Q: One of the hallmarks of Syria’s crisis is opposition of the United States and the West to any solution which would enable Iran to play a role. The important thing that has happened now is the cold reaction shown to Annan’s Iran visit by the Western countries. What is Annan actually looking for Iran and why Iran supports Annan’s plan?
A: The main reason behind Iran’s support for Kofi Annan’s plan is the first paragraph of that plan which puts emphasis on the need to immediately stop all kinds of violence in Syria. As for the rest of the plan, Iran has announced that it will support those parts which are in line with its general policies. Therefore, Iran and its highest level of decision-making gave the message to Syria that the violence should be stopped and basic reforms should be initiated and implemented. At present, Iran is still supporting an end to the violence and beginning of talks between the two sides of the conflict. In view of Annan’s two visits to Tehran, one may conclude that implementing Iran’s policies in Syria is a priority for us. He came to Tehran to acquire Iran’s full support for his plan. In the meantime, it is very important for us to prevent any decision being made for Syria and its people from abroad, either by Assad’s opposition or his supporters. The final outcome of Annan’s visit to Tehran shall be the same solution on which the Islamic Republic of Iran insists; that is dialogue and negotiation between the two sides.
Q: Another turning point which occurred during the past few days was official announcement by Iran of its readiness to host a meeting between the government of Assad and his opposition. Considering that the Syrian opposition lacks a solid organization or even readiness to engage in talks, why Iran came up with such a proposal for negotiations?
A: Since Iran has indicated its readiness to provide necessary conditions for negotiation between Syrian opposition and government, it is quite clear that such negotiation will lead to resolution of tension between Syrian opposition and government while helping them to achieve their national goals. Iran is a country which can be trusted by both sides of the conflict, but since the opposition groups take orders from abroad, they are not wiling for security to be restored in the country. Tehran opposes West’s efforts to topple the Syrian government and says it is only for the Syrian nation to make the final decision on the fate of the country.

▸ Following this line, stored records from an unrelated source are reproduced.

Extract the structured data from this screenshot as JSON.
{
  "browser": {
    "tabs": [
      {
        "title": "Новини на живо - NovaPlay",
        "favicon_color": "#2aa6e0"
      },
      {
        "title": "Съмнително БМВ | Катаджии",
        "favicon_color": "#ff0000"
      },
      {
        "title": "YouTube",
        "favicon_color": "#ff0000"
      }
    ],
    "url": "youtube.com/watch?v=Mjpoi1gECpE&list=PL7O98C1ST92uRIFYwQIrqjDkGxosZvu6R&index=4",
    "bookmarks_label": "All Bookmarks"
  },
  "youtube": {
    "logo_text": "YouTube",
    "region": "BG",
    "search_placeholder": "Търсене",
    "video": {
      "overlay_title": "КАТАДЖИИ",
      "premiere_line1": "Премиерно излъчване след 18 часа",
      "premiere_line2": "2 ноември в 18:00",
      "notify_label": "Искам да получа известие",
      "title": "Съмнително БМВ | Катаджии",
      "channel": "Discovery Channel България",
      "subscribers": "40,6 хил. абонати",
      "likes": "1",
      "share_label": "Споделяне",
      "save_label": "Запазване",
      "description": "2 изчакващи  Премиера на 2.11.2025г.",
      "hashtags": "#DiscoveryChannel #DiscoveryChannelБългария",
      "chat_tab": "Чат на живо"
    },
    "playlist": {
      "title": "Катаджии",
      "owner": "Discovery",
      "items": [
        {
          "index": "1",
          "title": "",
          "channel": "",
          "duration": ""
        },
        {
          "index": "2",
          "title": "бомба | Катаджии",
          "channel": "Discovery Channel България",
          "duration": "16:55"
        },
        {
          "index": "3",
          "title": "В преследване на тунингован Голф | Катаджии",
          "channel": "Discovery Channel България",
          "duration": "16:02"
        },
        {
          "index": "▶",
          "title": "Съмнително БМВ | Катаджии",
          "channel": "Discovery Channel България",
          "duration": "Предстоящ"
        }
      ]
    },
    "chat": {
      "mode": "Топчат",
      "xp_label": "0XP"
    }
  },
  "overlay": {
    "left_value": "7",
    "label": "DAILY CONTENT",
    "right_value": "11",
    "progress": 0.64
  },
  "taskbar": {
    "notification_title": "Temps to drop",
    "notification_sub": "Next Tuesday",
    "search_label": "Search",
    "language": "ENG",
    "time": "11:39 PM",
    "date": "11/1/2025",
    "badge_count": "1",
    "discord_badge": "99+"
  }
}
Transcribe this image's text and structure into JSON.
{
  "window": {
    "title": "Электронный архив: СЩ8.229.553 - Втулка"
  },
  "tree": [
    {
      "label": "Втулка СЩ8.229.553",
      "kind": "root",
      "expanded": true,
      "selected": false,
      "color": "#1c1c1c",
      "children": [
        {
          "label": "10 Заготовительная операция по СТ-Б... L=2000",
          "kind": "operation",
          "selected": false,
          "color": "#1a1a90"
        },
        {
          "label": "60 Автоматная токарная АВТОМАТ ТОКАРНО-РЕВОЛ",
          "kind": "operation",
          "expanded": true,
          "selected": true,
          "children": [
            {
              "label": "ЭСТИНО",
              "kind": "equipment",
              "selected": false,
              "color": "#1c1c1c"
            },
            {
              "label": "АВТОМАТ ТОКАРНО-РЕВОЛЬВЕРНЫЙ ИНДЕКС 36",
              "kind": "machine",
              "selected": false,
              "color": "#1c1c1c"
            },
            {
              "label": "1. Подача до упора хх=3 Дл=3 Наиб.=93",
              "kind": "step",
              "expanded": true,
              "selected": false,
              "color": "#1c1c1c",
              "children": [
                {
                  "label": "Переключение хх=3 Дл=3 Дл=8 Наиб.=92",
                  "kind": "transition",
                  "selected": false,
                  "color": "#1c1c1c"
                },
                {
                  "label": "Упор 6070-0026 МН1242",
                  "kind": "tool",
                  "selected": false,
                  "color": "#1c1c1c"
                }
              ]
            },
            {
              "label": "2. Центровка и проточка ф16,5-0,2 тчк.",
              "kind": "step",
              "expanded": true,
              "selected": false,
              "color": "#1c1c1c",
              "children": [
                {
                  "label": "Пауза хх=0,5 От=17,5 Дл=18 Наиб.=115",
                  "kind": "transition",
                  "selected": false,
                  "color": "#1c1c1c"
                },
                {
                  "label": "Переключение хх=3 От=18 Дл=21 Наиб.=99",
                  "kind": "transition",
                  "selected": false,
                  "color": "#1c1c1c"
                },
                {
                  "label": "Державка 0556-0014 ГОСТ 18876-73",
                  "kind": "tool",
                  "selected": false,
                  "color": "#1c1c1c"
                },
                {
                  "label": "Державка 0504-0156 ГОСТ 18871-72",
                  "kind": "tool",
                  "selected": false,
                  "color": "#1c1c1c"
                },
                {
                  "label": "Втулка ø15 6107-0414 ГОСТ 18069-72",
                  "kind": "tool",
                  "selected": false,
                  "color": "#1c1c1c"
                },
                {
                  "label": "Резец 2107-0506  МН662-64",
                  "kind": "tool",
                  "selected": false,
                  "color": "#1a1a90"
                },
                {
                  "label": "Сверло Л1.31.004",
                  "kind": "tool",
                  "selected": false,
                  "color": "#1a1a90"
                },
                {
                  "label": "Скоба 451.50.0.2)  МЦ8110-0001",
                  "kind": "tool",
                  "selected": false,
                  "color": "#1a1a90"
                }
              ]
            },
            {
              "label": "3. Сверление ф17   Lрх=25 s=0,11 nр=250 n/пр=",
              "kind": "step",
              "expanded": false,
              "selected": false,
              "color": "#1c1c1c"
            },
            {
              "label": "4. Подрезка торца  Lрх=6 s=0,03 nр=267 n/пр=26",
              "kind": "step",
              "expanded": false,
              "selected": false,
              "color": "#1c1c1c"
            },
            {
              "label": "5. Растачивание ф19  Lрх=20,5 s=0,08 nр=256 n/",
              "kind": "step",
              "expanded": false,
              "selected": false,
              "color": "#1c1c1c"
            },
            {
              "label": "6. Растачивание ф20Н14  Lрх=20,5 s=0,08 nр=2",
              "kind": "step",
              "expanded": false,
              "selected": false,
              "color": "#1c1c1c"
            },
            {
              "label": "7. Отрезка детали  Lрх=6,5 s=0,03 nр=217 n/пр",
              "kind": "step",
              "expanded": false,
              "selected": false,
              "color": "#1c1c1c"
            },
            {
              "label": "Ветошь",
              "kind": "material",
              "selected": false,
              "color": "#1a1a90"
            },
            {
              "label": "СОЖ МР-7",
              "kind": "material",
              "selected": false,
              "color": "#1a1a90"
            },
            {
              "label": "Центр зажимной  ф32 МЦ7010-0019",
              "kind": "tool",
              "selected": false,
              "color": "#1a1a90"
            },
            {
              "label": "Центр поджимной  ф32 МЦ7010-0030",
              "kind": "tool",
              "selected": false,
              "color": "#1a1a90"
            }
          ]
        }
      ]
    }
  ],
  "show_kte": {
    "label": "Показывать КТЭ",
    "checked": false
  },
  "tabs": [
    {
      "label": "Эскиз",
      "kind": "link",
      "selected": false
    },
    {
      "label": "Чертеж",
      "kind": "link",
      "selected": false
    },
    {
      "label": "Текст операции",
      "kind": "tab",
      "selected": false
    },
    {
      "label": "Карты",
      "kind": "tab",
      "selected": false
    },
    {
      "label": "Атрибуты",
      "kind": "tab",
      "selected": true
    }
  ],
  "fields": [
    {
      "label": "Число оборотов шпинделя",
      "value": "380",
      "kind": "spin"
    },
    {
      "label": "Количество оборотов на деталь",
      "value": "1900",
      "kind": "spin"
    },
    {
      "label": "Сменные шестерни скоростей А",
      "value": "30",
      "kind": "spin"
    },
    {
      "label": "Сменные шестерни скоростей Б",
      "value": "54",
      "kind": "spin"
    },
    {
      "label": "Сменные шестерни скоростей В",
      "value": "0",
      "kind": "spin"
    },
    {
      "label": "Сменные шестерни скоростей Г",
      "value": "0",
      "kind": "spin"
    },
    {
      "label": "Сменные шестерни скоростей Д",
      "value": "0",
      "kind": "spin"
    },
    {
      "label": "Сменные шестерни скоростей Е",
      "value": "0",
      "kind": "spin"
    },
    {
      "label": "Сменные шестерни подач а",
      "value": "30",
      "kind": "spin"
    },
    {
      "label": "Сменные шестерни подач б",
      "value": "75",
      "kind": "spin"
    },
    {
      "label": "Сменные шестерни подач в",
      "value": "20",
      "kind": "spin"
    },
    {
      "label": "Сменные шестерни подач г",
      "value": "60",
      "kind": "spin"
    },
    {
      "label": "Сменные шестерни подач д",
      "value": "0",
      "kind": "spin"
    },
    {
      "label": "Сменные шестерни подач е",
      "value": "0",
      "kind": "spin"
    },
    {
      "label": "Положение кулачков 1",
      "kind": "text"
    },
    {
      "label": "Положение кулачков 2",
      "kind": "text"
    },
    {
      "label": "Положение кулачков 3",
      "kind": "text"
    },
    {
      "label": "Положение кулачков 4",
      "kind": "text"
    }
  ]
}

Therefore, Iran believe that it is duty-bound to provide suitable conditions for talks between the two sides in order to enable them to reach a common and feasible conclusion in a logical atmosphere away from the West’s meddling.
Q: Is Iran’s new position on Syria a kind of tactical change with regard to the situation in that country?
A: No, this is not true. From the very beginning, Tehran announced at its highest level of decision-making that it is opposed to the organized crime which is being fostered by the Western countries in Syria. The call to talks is also in line with Iran’s peaceful effort to end the Syrian crisis.
Key Words: Annan Plan for Syria, Assad's New Reforms, Terrorist Operations, Geneva Meeting, Iran’s Position on Syria, Tactical Change, US Plans, Sheikholeslam
Source: Tehran Emrooz Daily
Translated By: Iran Review.Org